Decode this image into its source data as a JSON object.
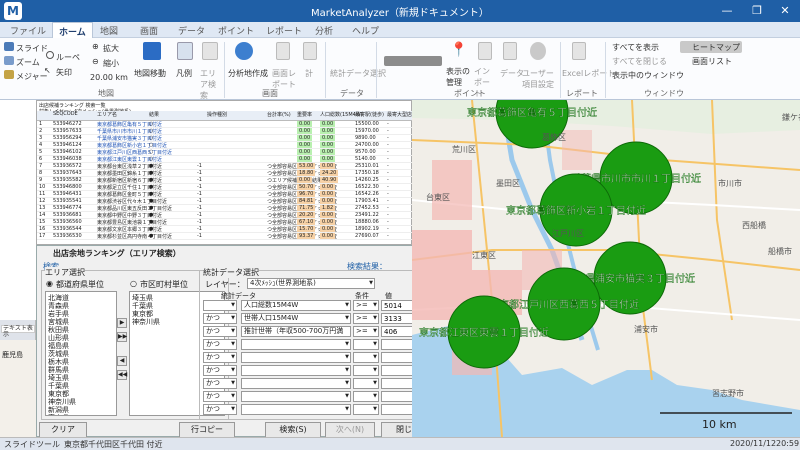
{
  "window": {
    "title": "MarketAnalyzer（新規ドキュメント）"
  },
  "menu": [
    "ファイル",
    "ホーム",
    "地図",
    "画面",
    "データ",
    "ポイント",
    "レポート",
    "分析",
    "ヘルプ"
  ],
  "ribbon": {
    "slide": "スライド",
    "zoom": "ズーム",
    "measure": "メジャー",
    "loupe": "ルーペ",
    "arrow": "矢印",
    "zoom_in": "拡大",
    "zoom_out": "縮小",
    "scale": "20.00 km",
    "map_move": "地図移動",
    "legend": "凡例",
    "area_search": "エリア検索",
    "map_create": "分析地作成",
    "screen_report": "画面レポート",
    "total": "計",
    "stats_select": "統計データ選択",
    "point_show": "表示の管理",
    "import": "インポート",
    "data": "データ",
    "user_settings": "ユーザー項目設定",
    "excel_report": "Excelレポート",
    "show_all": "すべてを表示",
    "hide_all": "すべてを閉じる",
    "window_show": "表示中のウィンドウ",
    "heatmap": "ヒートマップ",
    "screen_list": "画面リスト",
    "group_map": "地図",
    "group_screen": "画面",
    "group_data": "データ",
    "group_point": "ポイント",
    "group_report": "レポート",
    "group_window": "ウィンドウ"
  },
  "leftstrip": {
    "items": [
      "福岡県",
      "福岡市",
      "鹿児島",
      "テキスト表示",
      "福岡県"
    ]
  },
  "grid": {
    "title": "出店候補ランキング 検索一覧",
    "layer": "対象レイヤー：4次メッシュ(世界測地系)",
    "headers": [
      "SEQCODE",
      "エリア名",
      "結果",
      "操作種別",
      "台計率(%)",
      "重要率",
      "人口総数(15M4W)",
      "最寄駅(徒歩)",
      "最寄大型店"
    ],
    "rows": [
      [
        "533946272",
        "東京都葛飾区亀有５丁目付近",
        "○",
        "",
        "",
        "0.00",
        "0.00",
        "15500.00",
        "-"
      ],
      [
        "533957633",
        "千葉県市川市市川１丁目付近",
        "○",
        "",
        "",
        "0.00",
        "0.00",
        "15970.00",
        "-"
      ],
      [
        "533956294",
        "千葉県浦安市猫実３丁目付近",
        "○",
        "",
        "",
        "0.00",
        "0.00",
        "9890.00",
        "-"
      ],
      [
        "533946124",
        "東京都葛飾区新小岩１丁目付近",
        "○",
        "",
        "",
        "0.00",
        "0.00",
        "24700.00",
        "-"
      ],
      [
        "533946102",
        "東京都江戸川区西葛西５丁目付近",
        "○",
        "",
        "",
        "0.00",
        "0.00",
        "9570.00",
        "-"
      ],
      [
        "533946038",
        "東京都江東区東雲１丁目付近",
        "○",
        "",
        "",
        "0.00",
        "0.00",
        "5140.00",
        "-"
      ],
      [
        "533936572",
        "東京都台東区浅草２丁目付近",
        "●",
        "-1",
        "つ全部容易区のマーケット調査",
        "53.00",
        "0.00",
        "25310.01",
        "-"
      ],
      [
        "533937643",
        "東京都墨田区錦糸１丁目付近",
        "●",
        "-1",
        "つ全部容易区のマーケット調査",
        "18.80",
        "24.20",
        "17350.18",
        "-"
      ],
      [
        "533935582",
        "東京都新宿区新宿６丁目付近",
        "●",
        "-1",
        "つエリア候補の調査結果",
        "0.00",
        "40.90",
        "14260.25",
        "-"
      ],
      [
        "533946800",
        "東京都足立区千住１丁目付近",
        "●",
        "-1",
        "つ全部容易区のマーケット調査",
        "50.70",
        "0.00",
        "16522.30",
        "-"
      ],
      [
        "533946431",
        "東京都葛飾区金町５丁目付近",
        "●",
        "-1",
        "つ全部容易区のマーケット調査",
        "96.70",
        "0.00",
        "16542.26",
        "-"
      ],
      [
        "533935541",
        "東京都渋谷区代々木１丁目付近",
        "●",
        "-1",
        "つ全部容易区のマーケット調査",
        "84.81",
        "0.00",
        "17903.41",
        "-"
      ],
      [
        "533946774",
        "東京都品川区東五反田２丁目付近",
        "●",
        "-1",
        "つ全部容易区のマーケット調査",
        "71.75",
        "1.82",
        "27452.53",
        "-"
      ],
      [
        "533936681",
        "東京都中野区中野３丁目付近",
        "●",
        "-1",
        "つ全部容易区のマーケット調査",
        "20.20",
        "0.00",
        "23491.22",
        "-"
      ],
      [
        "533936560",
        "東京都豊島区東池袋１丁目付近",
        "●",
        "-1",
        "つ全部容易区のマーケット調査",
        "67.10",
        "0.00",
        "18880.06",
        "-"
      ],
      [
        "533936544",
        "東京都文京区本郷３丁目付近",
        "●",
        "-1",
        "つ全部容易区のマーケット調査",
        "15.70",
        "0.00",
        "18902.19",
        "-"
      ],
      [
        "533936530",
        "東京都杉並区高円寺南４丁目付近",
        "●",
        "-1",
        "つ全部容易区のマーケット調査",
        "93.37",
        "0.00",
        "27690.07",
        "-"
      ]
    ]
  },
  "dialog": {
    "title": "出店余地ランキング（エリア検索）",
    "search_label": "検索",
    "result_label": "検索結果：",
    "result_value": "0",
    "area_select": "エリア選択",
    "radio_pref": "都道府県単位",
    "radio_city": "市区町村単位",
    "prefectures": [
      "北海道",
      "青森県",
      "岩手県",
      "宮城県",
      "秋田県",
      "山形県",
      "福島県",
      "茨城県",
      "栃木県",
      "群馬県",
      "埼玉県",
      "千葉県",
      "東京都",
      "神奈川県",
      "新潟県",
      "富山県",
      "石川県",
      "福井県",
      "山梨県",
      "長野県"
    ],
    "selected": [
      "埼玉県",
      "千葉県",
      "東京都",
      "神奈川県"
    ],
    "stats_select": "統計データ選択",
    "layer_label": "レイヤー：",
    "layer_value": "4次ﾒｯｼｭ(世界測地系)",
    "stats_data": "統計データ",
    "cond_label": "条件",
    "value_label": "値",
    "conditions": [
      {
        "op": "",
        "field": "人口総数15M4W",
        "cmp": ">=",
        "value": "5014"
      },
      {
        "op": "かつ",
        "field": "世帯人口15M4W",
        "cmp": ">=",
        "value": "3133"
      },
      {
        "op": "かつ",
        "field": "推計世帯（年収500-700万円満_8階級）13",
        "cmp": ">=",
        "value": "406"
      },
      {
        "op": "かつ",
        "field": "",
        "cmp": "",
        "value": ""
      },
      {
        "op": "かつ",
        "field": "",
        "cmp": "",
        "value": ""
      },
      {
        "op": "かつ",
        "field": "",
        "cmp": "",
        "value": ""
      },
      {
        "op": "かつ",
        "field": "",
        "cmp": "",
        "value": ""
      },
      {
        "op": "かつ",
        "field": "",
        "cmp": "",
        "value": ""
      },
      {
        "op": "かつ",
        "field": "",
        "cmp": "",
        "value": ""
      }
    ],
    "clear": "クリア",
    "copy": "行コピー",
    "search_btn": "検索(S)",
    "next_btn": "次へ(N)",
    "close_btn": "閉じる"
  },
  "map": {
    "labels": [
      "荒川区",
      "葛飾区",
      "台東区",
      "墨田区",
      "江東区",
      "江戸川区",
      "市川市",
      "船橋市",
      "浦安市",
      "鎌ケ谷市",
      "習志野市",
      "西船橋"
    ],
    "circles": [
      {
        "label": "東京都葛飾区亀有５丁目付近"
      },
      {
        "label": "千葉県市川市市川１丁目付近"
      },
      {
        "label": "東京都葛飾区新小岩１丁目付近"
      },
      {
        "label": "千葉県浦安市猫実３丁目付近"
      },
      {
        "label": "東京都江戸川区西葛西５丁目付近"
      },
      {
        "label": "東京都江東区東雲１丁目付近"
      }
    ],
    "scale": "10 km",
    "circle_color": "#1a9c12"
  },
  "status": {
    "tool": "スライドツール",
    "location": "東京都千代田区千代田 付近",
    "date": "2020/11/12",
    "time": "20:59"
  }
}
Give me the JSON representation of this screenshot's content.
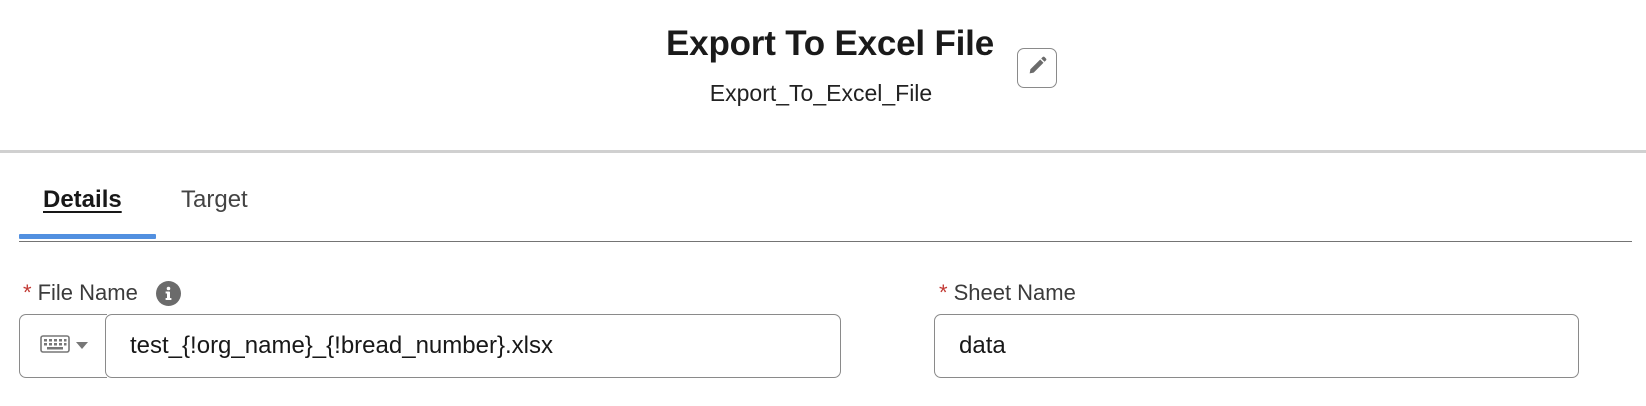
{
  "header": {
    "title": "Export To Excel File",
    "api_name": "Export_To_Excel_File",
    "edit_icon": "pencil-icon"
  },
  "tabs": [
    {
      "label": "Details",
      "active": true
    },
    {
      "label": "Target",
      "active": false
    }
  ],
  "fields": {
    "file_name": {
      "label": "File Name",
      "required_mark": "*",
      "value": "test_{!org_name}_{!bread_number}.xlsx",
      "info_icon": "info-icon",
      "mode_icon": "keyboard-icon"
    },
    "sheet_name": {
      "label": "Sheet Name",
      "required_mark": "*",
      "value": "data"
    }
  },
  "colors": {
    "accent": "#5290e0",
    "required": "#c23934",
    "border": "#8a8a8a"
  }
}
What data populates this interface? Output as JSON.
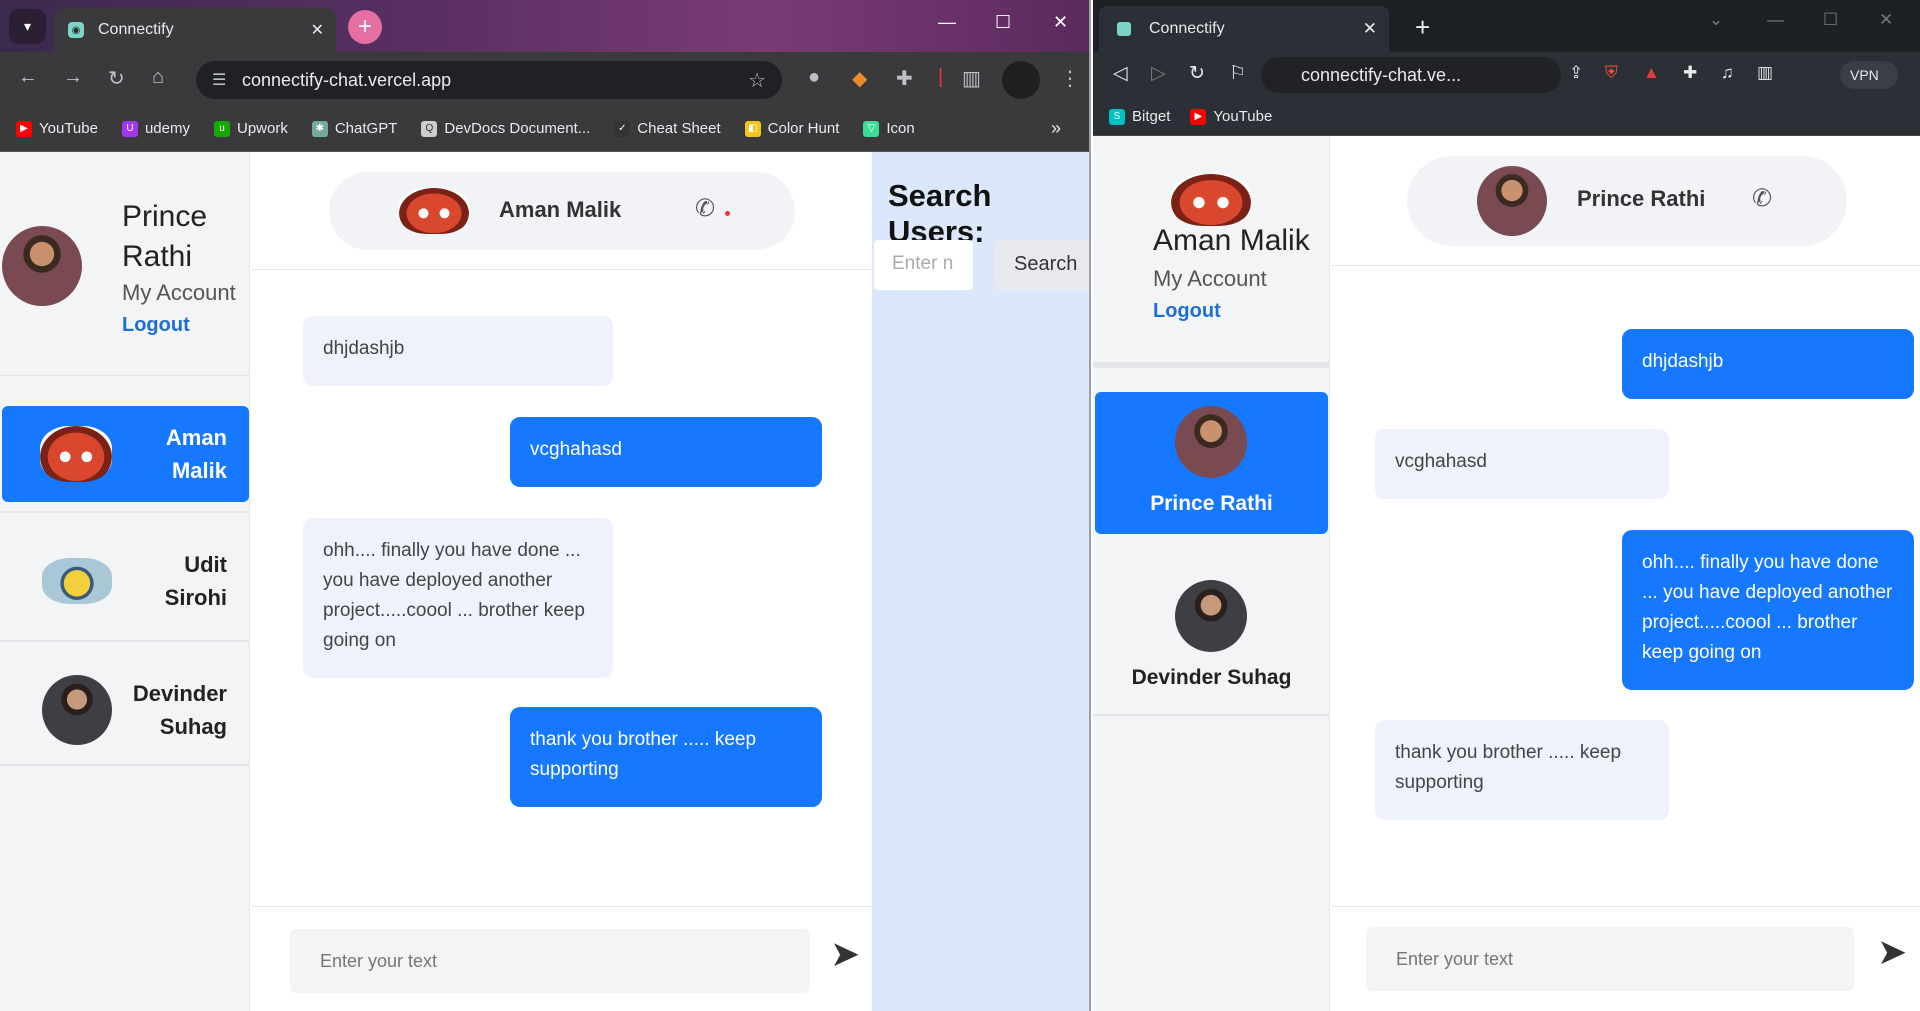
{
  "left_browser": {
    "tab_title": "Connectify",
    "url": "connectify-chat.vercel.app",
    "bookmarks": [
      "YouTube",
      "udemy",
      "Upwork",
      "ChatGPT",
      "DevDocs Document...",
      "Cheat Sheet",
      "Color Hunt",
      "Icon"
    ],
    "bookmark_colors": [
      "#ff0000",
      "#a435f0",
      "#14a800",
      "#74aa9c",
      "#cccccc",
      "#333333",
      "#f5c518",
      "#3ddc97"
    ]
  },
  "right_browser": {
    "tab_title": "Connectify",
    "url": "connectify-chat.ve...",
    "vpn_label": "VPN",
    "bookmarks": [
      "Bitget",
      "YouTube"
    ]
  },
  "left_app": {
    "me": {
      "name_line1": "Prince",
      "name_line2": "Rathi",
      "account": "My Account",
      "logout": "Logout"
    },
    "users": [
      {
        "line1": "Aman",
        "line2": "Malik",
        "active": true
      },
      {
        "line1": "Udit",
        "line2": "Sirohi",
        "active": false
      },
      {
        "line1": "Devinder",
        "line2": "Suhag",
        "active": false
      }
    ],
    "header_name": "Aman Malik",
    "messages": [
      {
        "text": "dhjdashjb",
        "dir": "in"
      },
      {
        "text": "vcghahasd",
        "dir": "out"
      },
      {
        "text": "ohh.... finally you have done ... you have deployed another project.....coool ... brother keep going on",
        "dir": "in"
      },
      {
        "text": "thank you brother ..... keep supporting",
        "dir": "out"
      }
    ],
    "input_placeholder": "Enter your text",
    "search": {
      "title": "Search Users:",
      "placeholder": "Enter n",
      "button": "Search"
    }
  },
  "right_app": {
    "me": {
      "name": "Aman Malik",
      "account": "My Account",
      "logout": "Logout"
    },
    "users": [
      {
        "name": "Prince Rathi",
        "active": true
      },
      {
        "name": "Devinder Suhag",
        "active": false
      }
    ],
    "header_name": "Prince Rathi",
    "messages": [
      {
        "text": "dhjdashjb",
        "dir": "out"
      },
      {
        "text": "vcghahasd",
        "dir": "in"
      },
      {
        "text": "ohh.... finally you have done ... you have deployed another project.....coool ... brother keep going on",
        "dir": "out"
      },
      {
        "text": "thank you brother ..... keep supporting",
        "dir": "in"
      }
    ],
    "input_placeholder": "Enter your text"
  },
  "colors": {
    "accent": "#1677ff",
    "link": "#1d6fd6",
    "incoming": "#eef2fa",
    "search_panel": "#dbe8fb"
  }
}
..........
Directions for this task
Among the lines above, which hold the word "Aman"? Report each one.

Solution
        "line1": "Aman",
    "header_name": "Aman Malik",
      "name": "Aman Malik",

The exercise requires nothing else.